    Angiotensin receptor-neprilysin inhibitors Sacubitril/valsartan is the first-in-class ARNI, comprising of molecular moieties of valsartan (ARB) and a neprilysin inhibitor prodrug, sacubitril (AHU377) [51]. Upon ingestion, sacubitril is rapidly metabolised into an active neprilysin inhibitor, sacubitrilat (LBQ657). Pharmacokinetic and pharmacodynamic studies of the target dose of 97/103 mg BD, reported equivalent plasma concentrations of valsartan as valsartan 160 mg BD (the dose studied in the Valsartan Heart Failure Trial [Val-HeFT]) and rises in cyclic guanosine monophosphate (cGMP) representing an increase in ANP secondary to effective neprilysin inhibition [3,52]. Importantly, the risk of angioedema with an ARNI was thought to be lower due to the discovery that sacubitrilat does not inhibit aminopeptidase p, unlike omapatrilat [50]. PARADIGM-HF compared sacubitril/valsartan (target dose 97/103 mg twice daily) to the gold-standard ACE inhibitor, enalapril flumethasone (target dose 10 mg BD), in reducing the primary composite endpoint of CV death or HF hospitalisation in patients with chronic, ambulatory, symptomatic HFrEF [20,53,54]. Prior to randomisation, all patients underwent a mandatory 6–8 week active run-in flumethasone to ensure tolerance of firstly enalapril 10 mg BD, followed by sacubitril valsartan 97/103 mg BD [53]. If no unacceptable side-effects occurred, patients were then randomised 1:1 to double-blind treatment with sacubitril/valsartan 97/103 mg BD or enalapril 10 mg BD. In March 2014, on the recommendation of the data-safety monitoring board, the trial was terminated early after a median follow-up of 27 months due to overwhelming evidence of benefit with treatment of sacubitril/valsartan compared to enalapril.

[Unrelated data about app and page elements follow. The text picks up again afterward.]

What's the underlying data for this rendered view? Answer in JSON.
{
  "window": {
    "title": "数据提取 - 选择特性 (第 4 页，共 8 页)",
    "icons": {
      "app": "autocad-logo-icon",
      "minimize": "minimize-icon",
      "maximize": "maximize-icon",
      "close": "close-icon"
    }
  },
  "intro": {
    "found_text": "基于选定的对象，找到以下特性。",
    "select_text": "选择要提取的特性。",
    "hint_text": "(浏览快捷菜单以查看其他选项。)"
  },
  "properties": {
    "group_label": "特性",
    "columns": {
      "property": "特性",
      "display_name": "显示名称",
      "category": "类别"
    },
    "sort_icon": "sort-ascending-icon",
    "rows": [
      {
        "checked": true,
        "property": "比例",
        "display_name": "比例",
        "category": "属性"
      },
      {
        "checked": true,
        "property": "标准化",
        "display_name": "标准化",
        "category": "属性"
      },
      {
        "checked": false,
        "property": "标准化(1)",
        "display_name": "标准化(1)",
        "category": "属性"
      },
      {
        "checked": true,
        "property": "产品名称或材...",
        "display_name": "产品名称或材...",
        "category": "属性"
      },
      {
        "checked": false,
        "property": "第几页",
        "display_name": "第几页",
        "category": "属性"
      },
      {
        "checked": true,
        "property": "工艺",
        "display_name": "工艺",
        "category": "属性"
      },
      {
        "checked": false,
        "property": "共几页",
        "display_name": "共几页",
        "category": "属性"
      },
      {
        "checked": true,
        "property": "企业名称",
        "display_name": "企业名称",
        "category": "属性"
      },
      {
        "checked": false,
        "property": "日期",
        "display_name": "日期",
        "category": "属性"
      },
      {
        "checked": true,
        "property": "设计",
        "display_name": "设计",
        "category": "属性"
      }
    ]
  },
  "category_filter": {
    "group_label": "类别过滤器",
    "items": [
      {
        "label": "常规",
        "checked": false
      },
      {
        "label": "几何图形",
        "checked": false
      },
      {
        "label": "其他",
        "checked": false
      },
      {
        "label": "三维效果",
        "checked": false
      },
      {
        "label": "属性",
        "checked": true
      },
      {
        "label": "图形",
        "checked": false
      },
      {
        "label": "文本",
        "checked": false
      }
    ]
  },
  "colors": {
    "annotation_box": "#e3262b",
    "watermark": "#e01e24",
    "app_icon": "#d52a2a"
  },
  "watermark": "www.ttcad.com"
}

Sacubitril/valsartan was associated with a twenty percent reduction in the composite primary endpoint of CV death or HF hospitalisation compared to treatment with enalapril (hazard ratio [HR] 0.80; 95% confidence interval [CI], 0.73–0.87; p < 0.001 [Fig. 2]) [20]. Significant reductions in both components of the primary endpoint, CV death and HF hospitalisation, were reported with HR of 0.80 (95% CI 0.71–0.89; p < 0.001) and 0.79 (95% CI 0.71–0.89; p < 0.001), respectively (Fig. 2). The two predominant modes of CV death, sudden and pump-failure death, were significantly reduced to a similar degree [55]. The secondary endpoint of all-cause mortality was also significantly reduced in the sacubitril/valsartan group (HR 0.84; 95% CI, 0.76 to 0.93; p < 0.001) [20]. The benefit seen with sacubitril/valsartan was consistent across all prespecified sub-groups [20]. These results mean that for every 1000 patients converted from enalapril to sacubitril, 46 fewer primary endpoints, 31 fewer CV deaths, 27 fewer patients hospitalised with worsening HF (and 52 fewer total HF hospitalisations), and 28 fewer deaths from any cause would occur over a median of 27 months. Sacubitril/valsartan was well tolerated with low rates of discontinuation due to adverse effects (Fig. 3) [20]. The presence of an active run-in period prior to randomisation ensured initial tolerability and maximised the number of patients able to attain target doses of both study drugs. Angioedema was numerically more common with sacubitril/valsartan than enalapril (19 [0.5%] cases vs. 10 [0.2%]) however this difference did not reach statistical significance (p = 0.13). Additionally, no cases of angioedema with associated airway compromise were reported. There was a statistically significant difference (p < 0.001) in the occurrence of symptomatic hypotension with sacubitril/valsartan (14%) compared to enalapril (9%), but this rarely resulted in treatment discontinuation (0.9% vs. 0.7% respectively; p = 0.38). The occurrence of elevations in serum creatinine (≥2.5 mg/dl), potassium (>6 mmol/l), and cough was less frequent with sacubitril/valsartan than enalapril.